[Interface dataset entries]
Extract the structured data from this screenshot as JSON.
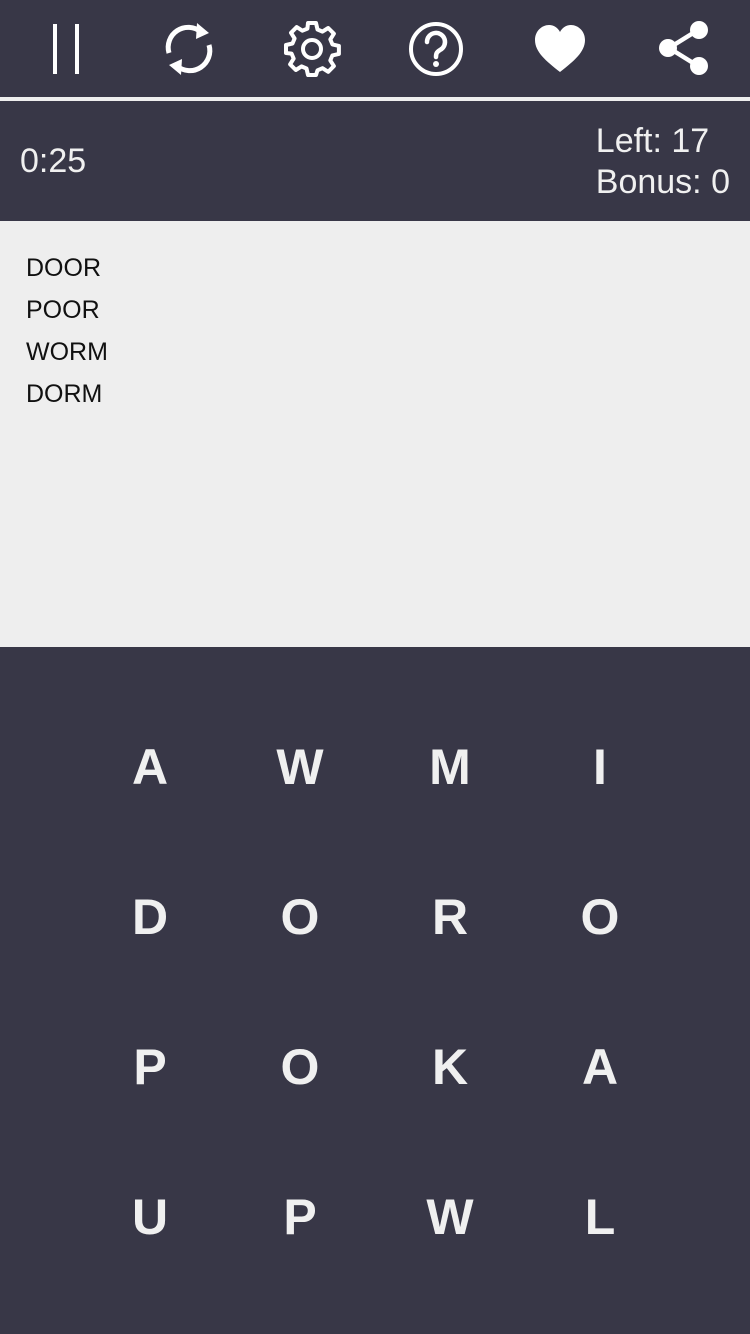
{
  "toolbar": {
    "buttons": [
      {
        "icon": "pause-icon"
      },
      {
        "icon": "restart-icon"
      },
      {
        "icon": "gear-icon"
      },
      {
        "icon": "help-icon"
      },
      {
        "icon": "heart-icon"
      },
      {
        "icon": "share-icon"
      }
    ],
    "icon_color": "#ffffff"
  },
  "status": {
    "timer": "0:25",
    "left": "Left: 17",
    "bonus": "Bonus: 0"
  },
  "found_words": [
    "DOOR",
    "POOR",
    "WORM",
    "DORM"
  ],
  "board": {
    "rows": [
      [
        "A",
        "W",
        "M",
        "I"
      ],
      [
        "D",
        "O",
        "R",
        "O"
      ],
      [
        "P",
        "O",
        "K",
        "A"
      ],
      [
        "U",
        "P",
        "W",
        "L"
      ]
    ]
  },
  "colors": {
    "background": "#383747",
    "panel": "#eeeeee",
    "text_light": "#f0f0f0",
    "text_dark": "#111111"
  }
}
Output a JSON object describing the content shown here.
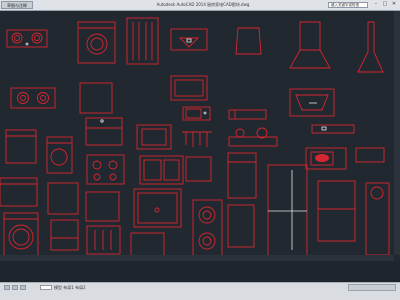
{
  "titlebar": {
    "app_menu_label": "草图与注释",
    "title": "Autodesk AutoCAD 2014   厨房家电CAD图块.dwg",
    "search_value": "键入关键字或短语",
    "minimize": "–",
    "maximize": "□",
    "close": "✕"
  },
  "statusbar": {
    "coordinates": "模型 布局1 布局2"
  },
  "colors": {
    "canvas_bg": "#212830",
    "line": "#d7262f",
    "accent_line": "#e6e6e6"
  }
}
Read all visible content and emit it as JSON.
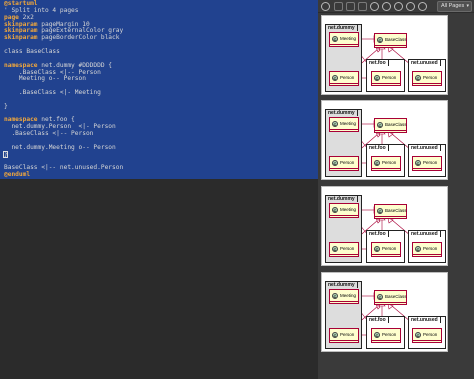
{
  "editor": {
    "lines": [
      {
        "kw": "@startuml",
        "text": ""
      },
      {
        "kw": "",
        "text": "' Split into 4 pages"
      },
      {
        "kw": "page",
        "text": " 2x2"
      },
      {
        "kw": "skinparam",
        "text": " pageMargin 10"
      },
      {
        "kw": "skinparam",
        "text": " pageExternalColor gray"
      },
      {
        "kw": "skinparam",
        "text": " pageBorderColor black"
      },
      {
        "kw": "",
        "text": ""
      },
      {
        "kw": "",
        "text": "class BaseClass"
      },
      {
        "kw": "",
        "text": ""
      },
      {
        "kw": "namespace",
        "text": " net.dummy #DDDDDD {"
      },
      {
        "kw": "",
        "text": "    .BaseClass <|-- Person"
      },
      {
        "kw": "",
        "text": "    Meeting o-- Person"
      },
      {
        "kw": "",
        "text": ""
      },
      {
        "kw": "",
        "text": "    .BaseClass <|- Meeting"
      },
      {
        "kw": "",
        "text": ""
      },
      {
        "kw": "",
        "text": "}"
      },
      {
        "kw": "",
        "text": ""
      },
      {
        "kw": "namespace",
        "text": " net.foo {"
      },
      {
        "kw": "",
        "text": "  net.dummy.Person  <|- Person"
      },
      {
        "kw": "",
        "text": "  .BaseClass <|-- Person"
      },
      {
        "kw": "",
        "text": ""
      },
      {
        "kw": "",
        "text": "  net.dummy.Meeting o-- Person"
      },
      {
        "kw": "",
        "text": "}"
      },
      {
        "kw": "",
        "text": ""
      },
      {
        "kw": "",
        "text": "BaseClass <|-- net.unused.Person"
      },
      {
        "kw": "@enduml",
        "text": ""
      }
    ]
  },
  "toolbar": {
    "icons": [
      "refresh-icon",
      "copy-icon",
      "save-icon",
      "export-icon",
      "zoom-fit-icon",
      "zoom-in-icon",
      "zoom-out-icon",
      "zoom-reset-icon",
      "settings-icon"
    ],
    "pages_select": "All Pages"
  },
  "diagram": {
    "packages": {
      "dummy": "net.dummy",
      "foo": "net.foo",
      "unused": "net.unused"
    },
    "classes": {
      "meeting": "Meeting",
      "baseclass": "BaseClass",
      "person": "Person"
    },
    "circle_letter": "C",
    "colors": {
      "class_bg": "#fefece",
      "class_border": "#a80036",
      "circle": "#add1b2",
      "pkg_gray": "#dddddd",
      "arrow": "#a80036"
    }
  },
  "pages": [
    1,
    2,
    3,
    4
  ]
}
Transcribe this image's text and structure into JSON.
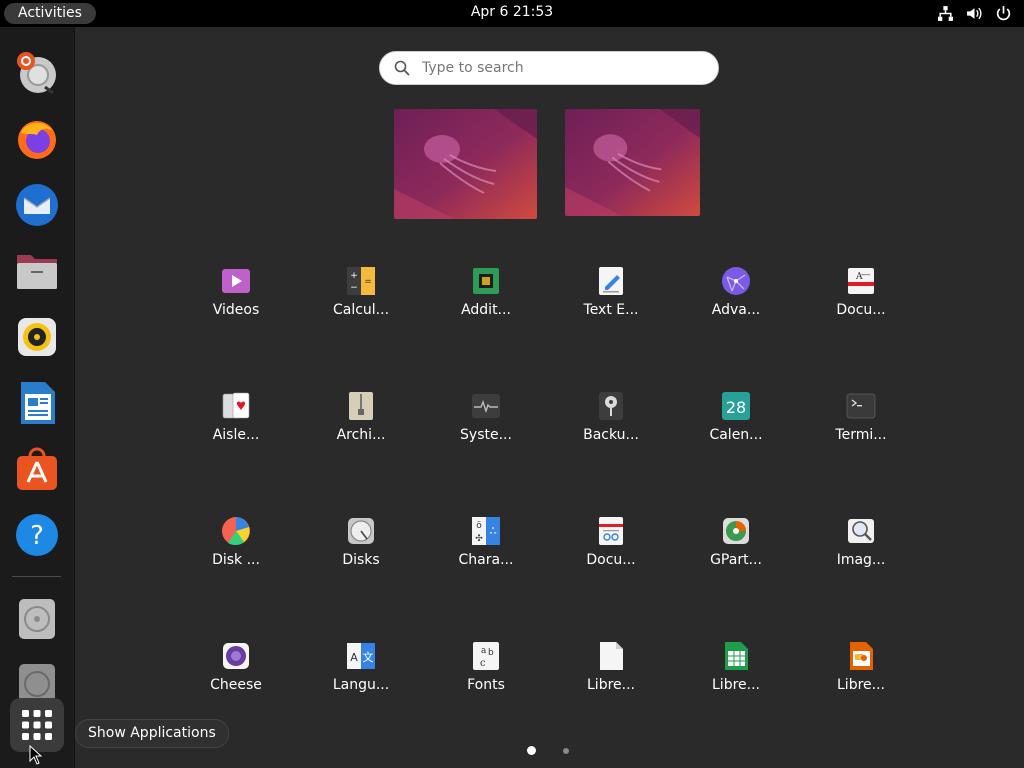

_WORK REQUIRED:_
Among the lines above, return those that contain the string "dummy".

_COMPLETED EXERCISE:_
        "text": " net.dummy #DDDDDD {"
        "text": "  net.dummy.Person  <|- Person"
        "text": "  net.dummy.Meeting o-- Person"
      "dummy": "net.dummy",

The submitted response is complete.